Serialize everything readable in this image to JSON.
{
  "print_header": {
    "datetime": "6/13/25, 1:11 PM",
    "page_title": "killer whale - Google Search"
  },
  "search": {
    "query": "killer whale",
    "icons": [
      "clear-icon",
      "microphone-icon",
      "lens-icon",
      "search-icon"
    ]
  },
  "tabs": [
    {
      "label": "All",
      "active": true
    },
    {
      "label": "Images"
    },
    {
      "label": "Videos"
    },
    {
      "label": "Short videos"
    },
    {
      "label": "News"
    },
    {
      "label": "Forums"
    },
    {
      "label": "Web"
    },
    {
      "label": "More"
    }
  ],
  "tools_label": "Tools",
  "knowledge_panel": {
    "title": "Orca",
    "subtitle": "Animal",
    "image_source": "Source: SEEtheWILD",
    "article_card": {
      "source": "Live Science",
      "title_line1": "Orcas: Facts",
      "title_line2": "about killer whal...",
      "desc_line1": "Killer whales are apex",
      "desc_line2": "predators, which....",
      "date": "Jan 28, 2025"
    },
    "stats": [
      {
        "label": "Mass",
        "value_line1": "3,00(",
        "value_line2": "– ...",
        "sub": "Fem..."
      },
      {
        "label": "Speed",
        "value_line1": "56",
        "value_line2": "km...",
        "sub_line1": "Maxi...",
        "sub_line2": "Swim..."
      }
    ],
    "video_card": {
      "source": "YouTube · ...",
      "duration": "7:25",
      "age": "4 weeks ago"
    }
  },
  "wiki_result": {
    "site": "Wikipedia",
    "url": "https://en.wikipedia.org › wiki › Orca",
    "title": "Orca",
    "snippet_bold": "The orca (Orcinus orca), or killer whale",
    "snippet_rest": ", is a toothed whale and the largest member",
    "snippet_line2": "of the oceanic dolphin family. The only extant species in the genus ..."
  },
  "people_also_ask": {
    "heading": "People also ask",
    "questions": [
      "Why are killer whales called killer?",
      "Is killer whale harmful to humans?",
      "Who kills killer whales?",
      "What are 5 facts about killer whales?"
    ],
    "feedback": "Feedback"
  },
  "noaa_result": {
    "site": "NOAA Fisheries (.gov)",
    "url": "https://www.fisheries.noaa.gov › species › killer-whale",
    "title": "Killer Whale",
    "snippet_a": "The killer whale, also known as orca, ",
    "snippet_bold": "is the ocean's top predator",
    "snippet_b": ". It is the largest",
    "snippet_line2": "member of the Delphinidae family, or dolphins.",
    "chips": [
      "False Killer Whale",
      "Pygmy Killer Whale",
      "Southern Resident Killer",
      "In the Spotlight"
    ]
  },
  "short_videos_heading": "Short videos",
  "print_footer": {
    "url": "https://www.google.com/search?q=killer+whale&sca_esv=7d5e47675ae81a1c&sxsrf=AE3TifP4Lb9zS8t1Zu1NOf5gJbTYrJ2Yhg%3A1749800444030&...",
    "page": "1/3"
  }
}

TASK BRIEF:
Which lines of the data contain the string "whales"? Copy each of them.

RESULT OF THE TASK:
      "desc_line1": "Killer whales are apex",
      "Why are killer whales called killer?",
      "Who kills killer whales?",
      "What are 5 facts about killer whales?"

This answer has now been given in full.